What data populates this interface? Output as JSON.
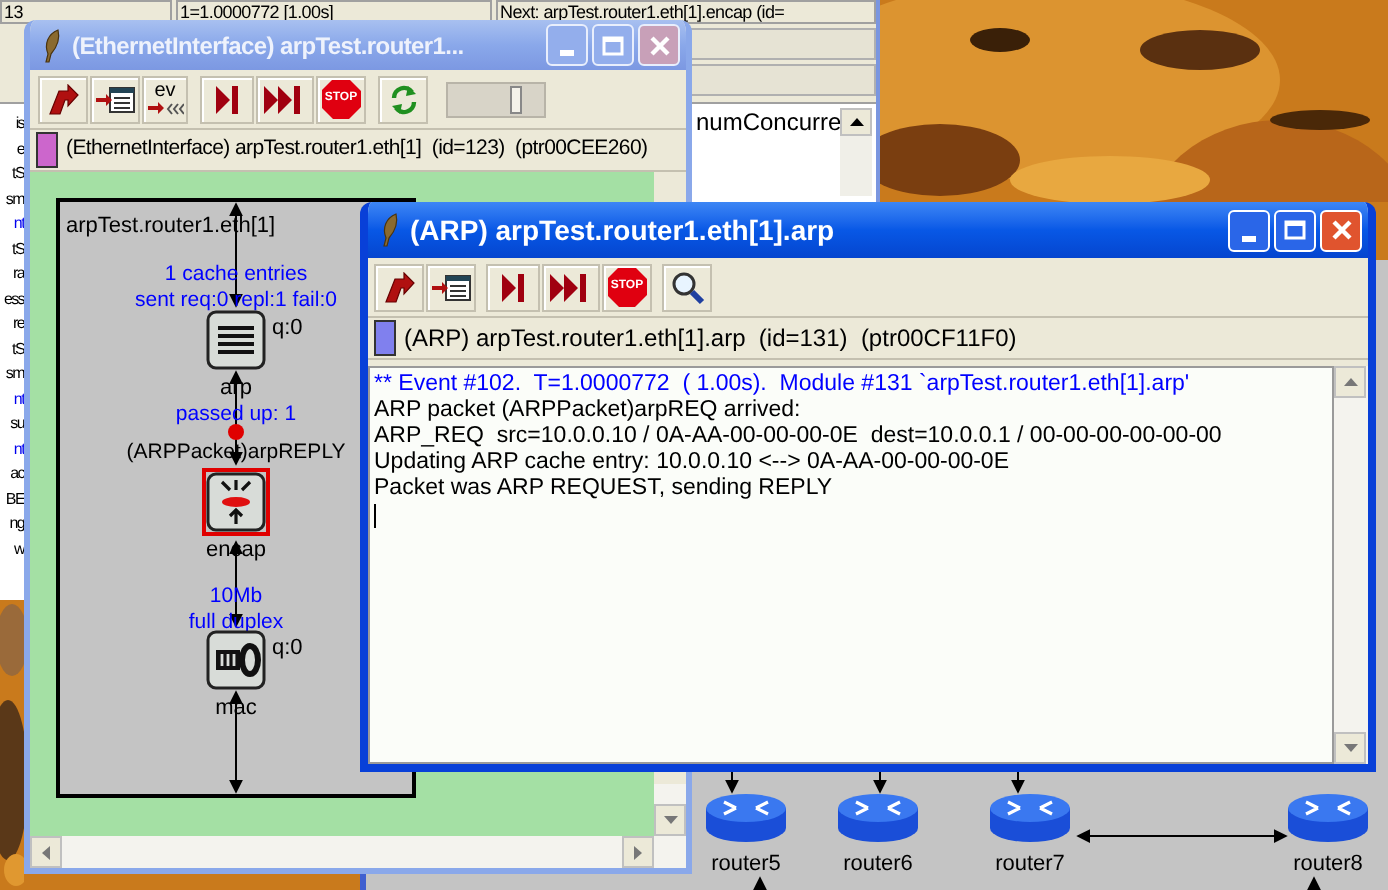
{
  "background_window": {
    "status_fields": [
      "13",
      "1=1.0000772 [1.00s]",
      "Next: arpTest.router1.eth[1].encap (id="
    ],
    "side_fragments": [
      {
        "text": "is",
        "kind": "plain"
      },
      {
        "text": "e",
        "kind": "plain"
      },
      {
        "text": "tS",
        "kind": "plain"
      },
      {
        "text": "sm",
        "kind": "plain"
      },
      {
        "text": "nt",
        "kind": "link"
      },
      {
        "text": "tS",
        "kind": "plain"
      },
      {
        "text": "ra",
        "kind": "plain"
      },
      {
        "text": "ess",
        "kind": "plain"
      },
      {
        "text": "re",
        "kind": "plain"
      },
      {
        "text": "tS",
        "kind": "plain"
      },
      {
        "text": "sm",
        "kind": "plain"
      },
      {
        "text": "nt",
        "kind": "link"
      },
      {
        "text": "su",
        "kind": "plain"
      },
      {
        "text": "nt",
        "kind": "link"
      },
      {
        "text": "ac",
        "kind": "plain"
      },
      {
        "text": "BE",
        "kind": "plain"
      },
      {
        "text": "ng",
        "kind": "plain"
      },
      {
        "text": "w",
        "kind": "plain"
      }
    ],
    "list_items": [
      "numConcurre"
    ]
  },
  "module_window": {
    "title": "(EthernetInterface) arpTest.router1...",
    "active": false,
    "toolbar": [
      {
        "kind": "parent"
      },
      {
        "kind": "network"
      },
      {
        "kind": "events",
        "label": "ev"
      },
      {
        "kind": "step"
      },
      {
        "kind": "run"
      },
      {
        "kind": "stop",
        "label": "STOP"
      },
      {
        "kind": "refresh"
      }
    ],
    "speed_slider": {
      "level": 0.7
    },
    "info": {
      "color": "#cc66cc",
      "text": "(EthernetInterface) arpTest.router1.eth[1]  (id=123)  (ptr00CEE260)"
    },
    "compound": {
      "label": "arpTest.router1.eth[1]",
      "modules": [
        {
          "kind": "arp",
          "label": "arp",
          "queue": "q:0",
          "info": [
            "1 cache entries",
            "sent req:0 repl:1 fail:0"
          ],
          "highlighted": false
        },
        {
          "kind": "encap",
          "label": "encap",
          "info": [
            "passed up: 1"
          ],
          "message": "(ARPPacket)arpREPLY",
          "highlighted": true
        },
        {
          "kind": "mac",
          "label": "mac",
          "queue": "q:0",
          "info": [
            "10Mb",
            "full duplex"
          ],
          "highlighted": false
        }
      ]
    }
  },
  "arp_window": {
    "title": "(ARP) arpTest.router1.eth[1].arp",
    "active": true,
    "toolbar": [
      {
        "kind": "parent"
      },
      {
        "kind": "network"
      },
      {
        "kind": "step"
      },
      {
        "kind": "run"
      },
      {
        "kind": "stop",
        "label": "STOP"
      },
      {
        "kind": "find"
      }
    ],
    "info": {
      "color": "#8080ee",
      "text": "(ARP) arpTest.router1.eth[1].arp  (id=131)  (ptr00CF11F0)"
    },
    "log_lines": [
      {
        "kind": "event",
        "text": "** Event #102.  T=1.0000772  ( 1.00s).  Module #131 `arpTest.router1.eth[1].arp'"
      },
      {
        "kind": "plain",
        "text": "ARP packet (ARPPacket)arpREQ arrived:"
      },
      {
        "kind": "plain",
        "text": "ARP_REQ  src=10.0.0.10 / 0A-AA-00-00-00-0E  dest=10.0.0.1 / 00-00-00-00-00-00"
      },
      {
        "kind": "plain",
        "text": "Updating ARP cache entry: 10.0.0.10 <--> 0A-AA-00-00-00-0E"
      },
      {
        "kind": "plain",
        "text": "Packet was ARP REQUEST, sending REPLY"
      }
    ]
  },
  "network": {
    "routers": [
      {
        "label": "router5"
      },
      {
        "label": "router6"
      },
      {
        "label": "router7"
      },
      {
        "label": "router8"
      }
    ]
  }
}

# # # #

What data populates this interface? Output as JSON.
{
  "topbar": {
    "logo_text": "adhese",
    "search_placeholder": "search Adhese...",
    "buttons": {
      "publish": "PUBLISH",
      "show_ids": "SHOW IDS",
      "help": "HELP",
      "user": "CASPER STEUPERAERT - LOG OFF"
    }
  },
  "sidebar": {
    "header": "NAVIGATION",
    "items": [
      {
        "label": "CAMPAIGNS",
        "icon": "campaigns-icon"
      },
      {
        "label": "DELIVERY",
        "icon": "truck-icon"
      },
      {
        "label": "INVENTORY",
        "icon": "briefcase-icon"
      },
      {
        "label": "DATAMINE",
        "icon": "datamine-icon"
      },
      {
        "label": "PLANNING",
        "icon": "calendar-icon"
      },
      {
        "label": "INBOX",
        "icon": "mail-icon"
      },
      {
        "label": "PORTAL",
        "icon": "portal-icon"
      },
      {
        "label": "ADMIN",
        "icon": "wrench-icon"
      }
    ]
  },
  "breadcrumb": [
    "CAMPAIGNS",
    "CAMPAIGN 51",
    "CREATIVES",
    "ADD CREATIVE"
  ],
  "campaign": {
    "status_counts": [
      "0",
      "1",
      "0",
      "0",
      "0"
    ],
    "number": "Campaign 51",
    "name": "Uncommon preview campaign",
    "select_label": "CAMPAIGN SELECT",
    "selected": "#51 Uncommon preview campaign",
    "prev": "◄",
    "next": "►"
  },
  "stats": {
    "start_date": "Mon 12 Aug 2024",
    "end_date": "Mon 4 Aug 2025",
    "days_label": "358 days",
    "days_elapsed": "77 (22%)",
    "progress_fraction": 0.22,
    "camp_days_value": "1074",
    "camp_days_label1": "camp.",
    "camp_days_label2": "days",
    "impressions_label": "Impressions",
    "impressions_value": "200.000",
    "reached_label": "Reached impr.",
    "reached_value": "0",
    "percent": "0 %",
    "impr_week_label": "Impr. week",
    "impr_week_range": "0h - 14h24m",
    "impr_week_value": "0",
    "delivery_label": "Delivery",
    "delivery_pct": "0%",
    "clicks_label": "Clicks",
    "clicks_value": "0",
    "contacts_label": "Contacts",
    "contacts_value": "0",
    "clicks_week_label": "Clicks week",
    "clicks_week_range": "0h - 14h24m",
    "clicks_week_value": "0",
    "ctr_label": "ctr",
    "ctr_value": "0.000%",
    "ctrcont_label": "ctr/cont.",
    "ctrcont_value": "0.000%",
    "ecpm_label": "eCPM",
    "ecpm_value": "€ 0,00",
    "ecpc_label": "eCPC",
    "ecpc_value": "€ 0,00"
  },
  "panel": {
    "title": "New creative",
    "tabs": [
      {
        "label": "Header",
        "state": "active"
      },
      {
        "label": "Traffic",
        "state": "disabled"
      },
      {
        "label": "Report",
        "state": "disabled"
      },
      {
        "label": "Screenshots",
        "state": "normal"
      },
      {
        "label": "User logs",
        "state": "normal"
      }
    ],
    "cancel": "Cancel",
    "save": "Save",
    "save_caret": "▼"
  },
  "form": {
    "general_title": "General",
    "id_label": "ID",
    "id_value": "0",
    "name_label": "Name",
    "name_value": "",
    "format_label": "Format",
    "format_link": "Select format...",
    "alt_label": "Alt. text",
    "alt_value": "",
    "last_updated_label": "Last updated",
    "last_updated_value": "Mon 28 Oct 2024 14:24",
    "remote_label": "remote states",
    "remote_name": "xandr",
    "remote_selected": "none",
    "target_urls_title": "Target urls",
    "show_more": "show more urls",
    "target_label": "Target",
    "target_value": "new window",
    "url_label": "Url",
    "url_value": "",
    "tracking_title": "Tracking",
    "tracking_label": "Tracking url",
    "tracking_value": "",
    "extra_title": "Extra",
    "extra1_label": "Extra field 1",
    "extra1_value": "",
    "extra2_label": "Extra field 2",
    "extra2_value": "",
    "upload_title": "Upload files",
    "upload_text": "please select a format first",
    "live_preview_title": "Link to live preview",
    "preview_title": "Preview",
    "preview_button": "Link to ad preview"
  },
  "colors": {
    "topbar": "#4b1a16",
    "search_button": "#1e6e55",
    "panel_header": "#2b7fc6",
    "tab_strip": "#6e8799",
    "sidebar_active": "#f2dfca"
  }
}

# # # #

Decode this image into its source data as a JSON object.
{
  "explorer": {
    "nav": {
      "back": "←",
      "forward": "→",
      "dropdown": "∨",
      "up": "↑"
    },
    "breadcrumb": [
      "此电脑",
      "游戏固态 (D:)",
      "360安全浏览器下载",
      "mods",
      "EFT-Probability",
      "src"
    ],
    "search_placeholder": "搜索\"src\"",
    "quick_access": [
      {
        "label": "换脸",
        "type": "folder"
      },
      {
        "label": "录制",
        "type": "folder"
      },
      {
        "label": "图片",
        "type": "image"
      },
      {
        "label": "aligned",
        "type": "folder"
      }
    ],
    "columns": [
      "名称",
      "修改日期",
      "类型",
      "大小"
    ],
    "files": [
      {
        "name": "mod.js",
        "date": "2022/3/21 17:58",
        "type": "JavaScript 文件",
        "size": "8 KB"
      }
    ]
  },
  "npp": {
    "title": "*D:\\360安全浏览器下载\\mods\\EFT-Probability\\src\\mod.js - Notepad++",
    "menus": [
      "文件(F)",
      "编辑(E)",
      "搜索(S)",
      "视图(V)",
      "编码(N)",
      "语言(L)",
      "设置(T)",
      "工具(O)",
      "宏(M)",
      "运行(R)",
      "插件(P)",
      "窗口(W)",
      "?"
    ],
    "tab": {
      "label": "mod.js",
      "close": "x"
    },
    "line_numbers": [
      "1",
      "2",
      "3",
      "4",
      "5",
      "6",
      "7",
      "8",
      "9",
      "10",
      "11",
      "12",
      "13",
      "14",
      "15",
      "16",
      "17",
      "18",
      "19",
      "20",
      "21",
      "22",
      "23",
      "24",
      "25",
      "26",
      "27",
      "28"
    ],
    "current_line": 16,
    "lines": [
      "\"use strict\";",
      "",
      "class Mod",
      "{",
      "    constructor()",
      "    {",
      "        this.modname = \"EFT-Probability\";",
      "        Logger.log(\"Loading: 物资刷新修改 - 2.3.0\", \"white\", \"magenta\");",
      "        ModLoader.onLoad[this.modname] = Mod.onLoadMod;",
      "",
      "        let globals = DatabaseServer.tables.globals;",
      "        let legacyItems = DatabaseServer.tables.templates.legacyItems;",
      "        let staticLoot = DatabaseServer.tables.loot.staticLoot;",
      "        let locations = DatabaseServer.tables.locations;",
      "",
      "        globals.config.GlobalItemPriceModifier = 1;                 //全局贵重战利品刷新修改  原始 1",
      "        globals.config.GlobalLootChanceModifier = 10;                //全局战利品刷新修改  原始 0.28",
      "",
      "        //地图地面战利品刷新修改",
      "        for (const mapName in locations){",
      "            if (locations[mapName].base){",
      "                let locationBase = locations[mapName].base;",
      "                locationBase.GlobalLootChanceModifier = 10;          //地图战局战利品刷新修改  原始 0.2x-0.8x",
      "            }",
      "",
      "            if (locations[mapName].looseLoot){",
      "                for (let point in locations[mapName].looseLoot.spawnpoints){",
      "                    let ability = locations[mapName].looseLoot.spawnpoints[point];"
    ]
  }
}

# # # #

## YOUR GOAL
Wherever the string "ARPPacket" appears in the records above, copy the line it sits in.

## COMPLETED TASK
          "message": "(ARPPacket)arpREPLY",
        "text": "ARP packet (ARPPacket)arpREQ arrived:"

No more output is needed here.